Now, she has a new challenge as the chief transition officer for the Illinois Lottery, where Barnett is responsible for handling the day-to-day tasks that have been generated by the termination of the lottery’s most recent private manager. In essence, she leads the charge for ensuring a smooth transition to a new private manager during this time.
It will certainly not be an easy task to manage the transition from an unsuccessful business deal between private and government entities to a new public/private partnership, but Barnett shows no signs of wavering in the face of her newest challenge. In fact, she sees it as an opportunity to show her unique skill set of both public service and business experience.
As Barnett has shown throughout her career, true success is made of three main ingredients: hard work, dedication and passion.

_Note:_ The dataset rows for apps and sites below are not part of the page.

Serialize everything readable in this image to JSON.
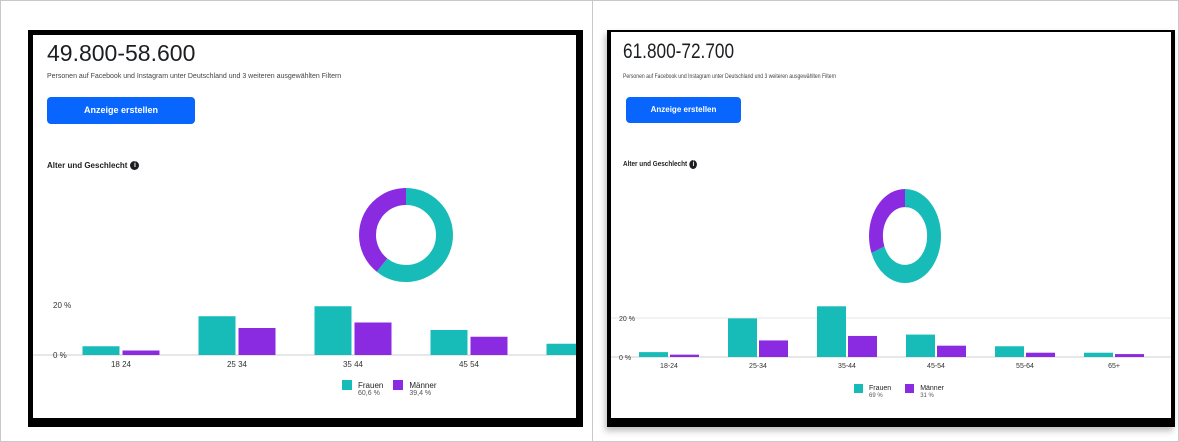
{
  "panels": [
    {
      "range": "49.800-58.600",
      "subtitle": "Personen auf Facebook und Instagram unter Deutschland und 3 weiteren ausgewählten Filtern",
      "button_label": "Anzeige erstellen",
      "section_title": "Alter und Geschlecht",
      "info_icon": "info-icon"
    },
    {
      "range": "61.800-72.700",
      "subtitle": "Personen auf Facebook und Instagram unter Deutschland und 3 weiteren ausgewählten Filtern",
      "button_label": "Anzeige erstellen",
      "section_title": "Alter und Geschlecht",
      "info_icon": "info-icon"
    }
  ],
  "colors": {
    "frauen": "#17bcb8",
    "maenner": "#8a2be2",
    "button": "#0866ff"
  },
  "chart_data": [
    {
      "type": "bar",
      "categories": [
        "18 24",
        "25 34",
        "35 44",
        "45 54",
        ""
      ],
      "series": [
        {
          "name": "Frauen",
          "values": [
            3.5,
            15.5,
            19.5,
            10,
            4.5
          ]
        },
        {
          "name": "Männer",
          "values": [
            1.8,
            10.8,
            13,
            7.3,
            0
          ]
        }
      ],
      "ylim": [
        0,
        20
      ],
      "yticks": [
        "0 %",
        "20 %"
      ],
      "grid": false,
      "legend_position": "bottom-right",
      "donut": {
        "type": "pie",
        "labels": [
          "Frauen",
          "Männer"
        ],
        "values": [
          60.6,
          39.4
        ]
      },
      "legend": [
        {
          "label": "Frauen",
          "pct": "60,6 %"
        },
        {
          "label": "Männer",
          "pct": "39,4 %"
        }
      ]
    },
    {
      "type": "bar",
      "categories": [
        "18-24",
        "25-34",
        "35-44",
        "45-54",
        "55-64",
        "65+"
      ],
      "series": [
        {
          "name": "Frauen",
          "values": [
            2.5,
            19.8,
            26,
            11.5,
            5.5,
            2.2
          ]
        },
        {
          "name": "Männer",
          "values": [
            1.2,
            8.5,
            10.8,
            5.8,
            2.2,
            1.5
          ]
        }
      ],
      "ylim": [
        0,
        20
      ],
      "yticks": [
        "0 %",
        "20 %"
      ],
      "grid": true,
      "legend_position": "bottom-right",
      "donut": {
        "type": "pie",
        "labels": [
          "Frauen",
          "Männer"
        ],
        "values": [
          69,
          31
        ]
      },
      "legend": [
        {
          "label": "Frauen",
          "pct": "69 %"
        },
        {
          "label": "Männer",
          "pct": "31 %"
        }
      ]
    }
  ]
}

Barnett graduated from Marquette University with a bachelor’s degree in political science and went on to earn her master’s degree in public policy and administration from Northwestern University. After working in finance positions for several political campaigns, she became the assistant deputy for the Illinois Bureau of Tourism. In this role, she sharpened her skills in marketing, public relations and international business, which helped her find her true calling.
When the chief of staff position at the Illinois Lottery was offered to her, Barnett promptly accepted, because it would allow her to maintain her commitment to public service while learning all levels of private business—a perfect career opportunity.
As chief of staff, she was involved in all levels of numerous marketing and creative campaigns for the lottery. Barnett took on the responsibilities for the marketing and launch of lottery tickets that benefit special causes, such as veterans’ programs and breast cancer research. Special-cause games are part of what Barnett finds the most enjoyable about the lottery industry, as they help bring revenue to things that people believe in.
When asked about a career mentor, Barnett immediately credits Michael Jones, the director of the Illinois Lottery. She describes him as “passionate” and explains that he “really understands the industry; he taught me everything I know about it.” Jones taught her how to effectively market the lottery to maximize its potential in an ethical and socially responsible manner.
Before working for the Illinois Lottery, she had no experience in gaming. Despite her lack of experience, Barnett saw this as a positive in many ways, as she was a “fresh, blank slate who was ready to learn.” It is this open-mindedness and determination that has brought her to her current position as chief transition officer.
For the coming year, “I look forward to change, trying new things, and making a difference in this industry,” says Barnett. She also wants to be more “hands on” and “learn technology and operations” to feed her curiosity.
Barnett’s career journey is a great example of how someone with little gaming knowledge can become a true success story in the gaming industry.